2.2 Psychological and psychoanalytic elements
The emphasis in Amadeus lies on the "interior characterization, and on the motives, circumstances, and internal action" (Thrall and Hibbard, 386) of the characters. The drama starts with the confession of a murder and then "goes on to explain the why and the wherefore of this action" (Thrall and Hibbard, 386). This focus on the interior activity of the characters is typical of psychological plays and films. In Amadeus, the psychological elements are presented in a psychoanalytic manner regarding the portrayal of Salieri and the development of his mental condition.
Although the title suggests Mozart to be the protagonist, it is really Salieri and not Mozart who occupies the centre of the stage and whose mind we are invited to enter. The dramatic situation is that of a deathbed confession. At the same time, it resembles a psychoanalytic session in which the narrator is the patient and the audience takes over the role of the analyst. Shaffer has already applied the same device in his other plays (such as The Royal Hunt of the Sun or Equus), as it enables him to control the dramatic pace and allows for flashbacks and interior monologues. Moreover, "his narrators control the prism through which the work is viewed" (Stern, 638); this allows him to manipulate the spectators' reception of the events on stage.

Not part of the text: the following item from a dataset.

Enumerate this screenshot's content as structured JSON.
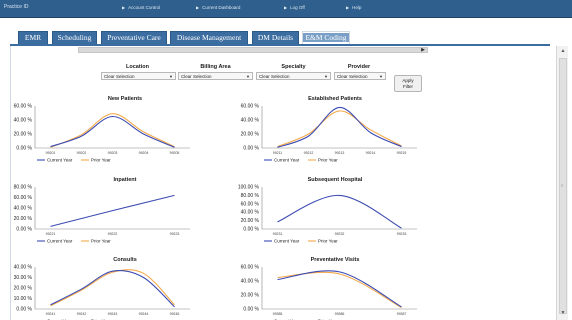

In the play, Salieri is the narrator who, at the same time, recounts his own story. He is at no time objective and we see the action on stage only through his eyes, often clouded with envy, hate, and pain. He starts with an invocation to the audience in which he begs the spectators to come and be his confessors (Play, 14). Then he begins to tell his tale in a manner resembling a patient's monologue to his analyst. At times he gets excited, and is then again distracted by such trivialities as cakes or his servants. The audience is subjected to something that appears to be a free flow of Salieri's consciousness, but his narration is only seemingly incoherent. In reality, he is leading his listeners deep into his mind, so that they can experience his tragedy almost directly.
Amadeus shows "two men of widely differing temperaments linked by a common spiritual bond" (Smith, 352). Throughout the plot, Salieri is shown to develop a love-hate relationship with his rival. Although he pretends only to despise the childish and obscene Mozart, there is a part of him that admires him for his independence. One example of this is Mozart's libertine behaviour: Salieri is enraged when Mozart seduces his prize pupil Katherina Cavalieri, but only because he regrets not having done it himself when he was given the opportunity. He feels cheated and the incident merely nourishes his hate.
One way of interpreting this relationship is to regard Mozart as the alter ego of Salieri, the personification of all the instincts and secret wishes that he had stifled in himself all his life, in short -- his id. This conflict between the id and the superego is carried out on several levels. For example, it is expressed in the clash between Salieri and Mozart:
Salieri is shown as being strongly dominated by his superego, which manifests itself in his permanent and obsessive attempts to be in control of himself as well as of the situation around him. [...] In contrast, Mozart is presented as being dominated much more by his id. (Huber and Zapf, 305)
The only weakness that Salieri allows himself is a taste for sweets, which he positively devours throughout the play. His sweet tooth is obviously a compensation for his poor sex life. While trying to seduce Constanze, Salieri tells her: "I live on ink and sweetmeats. I never see women at all..." (Play, 52). In the play, he is married to a woman whose main quality is "lack of fire" (Play, 18), and freely admits that "[his] invention in love, as in art, has always been limited" (Play, 60). Nevertheless, he later breaks his vow of sexual virtue and makes Katherina Cavalieri his mistress. In the film, he is presented as strictly celibate, like a mad Satanist monk.
There is also a conflict between Mozart and his father Leopold, a strong and domineering superego. Since Mozart is shown as immature and irresponsible, he is never able to free himself from Leopold's overpowering influence and always remains the little boy who fears his severe father. In his immaturity, his irresponsibility and childish behaviour, as well as his sexual profligacy, Mozart represents the id. His father, on the other hand, is the controlling agent who looks after his son's interests, but demands subordination in return. In the end, both psychological conflicts end in disaster.